The next realization that I needed to come to was that Raid was serving a purpose in my life. It was bringing me encouragement, providing a challenge, numbing pain, and relieving stress. It isn’t wrong for me to meet any of these needs or desires. The problem comes from allowing one aspect of my life to dominate or harm other areas of my life. When I start putting a phone game before my family, I am making a mistake. When I use an outlet to distract from each problem in my life, I am making a mistake. When I find myself engaging in behaviors that I would not have been morally okay with before, I am making a mistake. If I can understand the needs or desires that an unhealthy habit is meeting in my life, then I can address those concerns in healthier ways.
The next thing that I had to take to say goodbye to a game that I faithfully played was to pull away from any presence of Raid in my life. I stopped talking about Raid-related stats with friends. I deleted the app and removed any Youtube subscriptions of people that discussed Raid content. I threw away any notes that I had for the game. I found the depth of impact that Raid had in my life and I pulled it out by its roots. After that, I started filling in the gap with other things. I spent more time with my family. I played other games that I could manage healthily. I started an exercise routine. I read my Bible in the morning more consistently. My wife and I played more board games together. I called my parents and my friends just to tell them I was thinking of them. Whatever I could do to move my life in the direction I wanted to go, I pursued. I have learned over the years that if I don’t start filling those holes with other things, I tend to go back to what I know and had before.
As you can see, moving away from something unhealthy in one’s life is a process. It doesn’t happen overnight. It doesn’t come easily. With practice, I have been able to catch myself earlier on along the track and determine when something in my life is being abused. This has allowed me to shift my focus with less internal conflict. Through constantly re-examining my life, I’ve also learned what works for me and what doesn’t. I know what I can handle and what I can’t. This is not an article to tell you what you can or can’t have in your life. Instead, what I desire is for you to have mastery over your body and your thoughts (and not the other way around). If you are reading this and you have been made aware of your own “Raid Shadow Legends” then I encourage you to consider what it might look like to remove or lessen this piece of your life. I truly believe that we can protect our family well by being fathers that can identify threats and deal with them effectively. If you would like to share about your own “Raid Shadow Legends” experience, I would like to thank you in advance for your courage and for being an example to us all.

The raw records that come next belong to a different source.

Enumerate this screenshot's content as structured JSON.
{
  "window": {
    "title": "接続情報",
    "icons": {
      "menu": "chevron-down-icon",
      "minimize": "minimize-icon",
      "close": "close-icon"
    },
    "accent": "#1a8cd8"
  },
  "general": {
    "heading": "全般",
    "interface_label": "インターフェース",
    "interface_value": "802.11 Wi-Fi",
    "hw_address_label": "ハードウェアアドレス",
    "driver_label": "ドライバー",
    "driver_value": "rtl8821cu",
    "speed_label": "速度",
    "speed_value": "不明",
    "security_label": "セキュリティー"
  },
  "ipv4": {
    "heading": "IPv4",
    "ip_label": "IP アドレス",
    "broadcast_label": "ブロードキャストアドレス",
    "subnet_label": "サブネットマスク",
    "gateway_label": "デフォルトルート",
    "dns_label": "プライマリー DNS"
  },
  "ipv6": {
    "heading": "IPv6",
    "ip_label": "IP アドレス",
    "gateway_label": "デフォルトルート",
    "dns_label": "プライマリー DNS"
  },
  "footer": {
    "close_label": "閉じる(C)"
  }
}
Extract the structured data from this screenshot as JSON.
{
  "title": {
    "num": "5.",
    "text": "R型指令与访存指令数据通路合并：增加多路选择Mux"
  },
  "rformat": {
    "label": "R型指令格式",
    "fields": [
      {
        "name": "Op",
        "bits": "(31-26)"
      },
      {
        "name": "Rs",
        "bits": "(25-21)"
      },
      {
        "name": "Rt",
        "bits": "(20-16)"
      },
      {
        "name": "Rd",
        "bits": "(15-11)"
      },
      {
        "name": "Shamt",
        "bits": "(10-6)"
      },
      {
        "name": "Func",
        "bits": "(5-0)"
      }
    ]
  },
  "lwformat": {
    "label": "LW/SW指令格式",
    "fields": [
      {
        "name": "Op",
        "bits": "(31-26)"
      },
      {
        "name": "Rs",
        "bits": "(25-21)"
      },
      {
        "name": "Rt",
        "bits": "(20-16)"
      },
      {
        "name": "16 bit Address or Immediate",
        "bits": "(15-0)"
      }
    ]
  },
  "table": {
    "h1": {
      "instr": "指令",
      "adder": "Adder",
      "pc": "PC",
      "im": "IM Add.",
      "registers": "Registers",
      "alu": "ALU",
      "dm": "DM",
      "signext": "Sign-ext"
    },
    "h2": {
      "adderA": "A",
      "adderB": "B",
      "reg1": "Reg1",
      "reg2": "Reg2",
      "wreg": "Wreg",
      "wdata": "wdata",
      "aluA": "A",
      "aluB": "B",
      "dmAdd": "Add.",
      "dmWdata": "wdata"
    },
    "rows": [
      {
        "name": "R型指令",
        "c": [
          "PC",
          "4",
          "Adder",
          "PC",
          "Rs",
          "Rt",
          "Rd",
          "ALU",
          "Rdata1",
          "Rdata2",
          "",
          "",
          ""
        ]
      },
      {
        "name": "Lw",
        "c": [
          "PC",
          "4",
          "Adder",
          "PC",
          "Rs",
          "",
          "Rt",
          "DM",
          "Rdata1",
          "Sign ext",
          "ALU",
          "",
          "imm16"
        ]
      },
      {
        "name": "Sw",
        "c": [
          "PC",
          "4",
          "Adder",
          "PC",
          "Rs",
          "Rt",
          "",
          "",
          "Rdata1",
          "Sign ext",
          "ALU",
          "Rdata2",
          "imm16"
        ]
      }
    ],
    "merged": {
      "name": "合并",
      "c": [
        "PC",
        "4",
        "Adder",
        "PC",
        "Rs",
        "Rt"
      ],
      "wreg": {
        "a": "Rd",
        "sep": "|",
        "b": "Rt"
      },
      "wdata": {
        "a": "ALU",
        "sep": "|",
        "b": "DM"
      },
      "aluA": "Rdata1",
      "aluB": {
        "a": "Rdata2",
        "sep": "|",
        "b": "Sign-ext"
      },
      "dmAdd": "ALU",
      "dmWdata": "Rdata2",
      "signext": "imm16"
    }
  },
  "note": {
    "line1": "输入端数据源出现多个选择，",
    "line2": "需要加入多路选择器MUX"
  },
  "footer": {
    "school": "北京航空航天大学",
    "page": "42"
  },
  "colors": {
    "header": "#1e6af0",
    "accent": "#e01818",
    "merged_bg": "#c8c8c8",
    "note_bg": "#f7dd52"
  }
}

Brian Faust is the Fatherhood Program Coordinator of Rock Solid Fatherhood in Warsaw, IN. He is the husband of the world’s best wife and father of three beautiful girls. He has nearly a decade of mentorship and mental health experience. Brian has a Bachelor’s in Psychology and a Masters in Clinical Mental Health Counseling from Grace College. It is his desire to come alongside men of all walks of life as they embrace their role as partner and father with rock solid strength.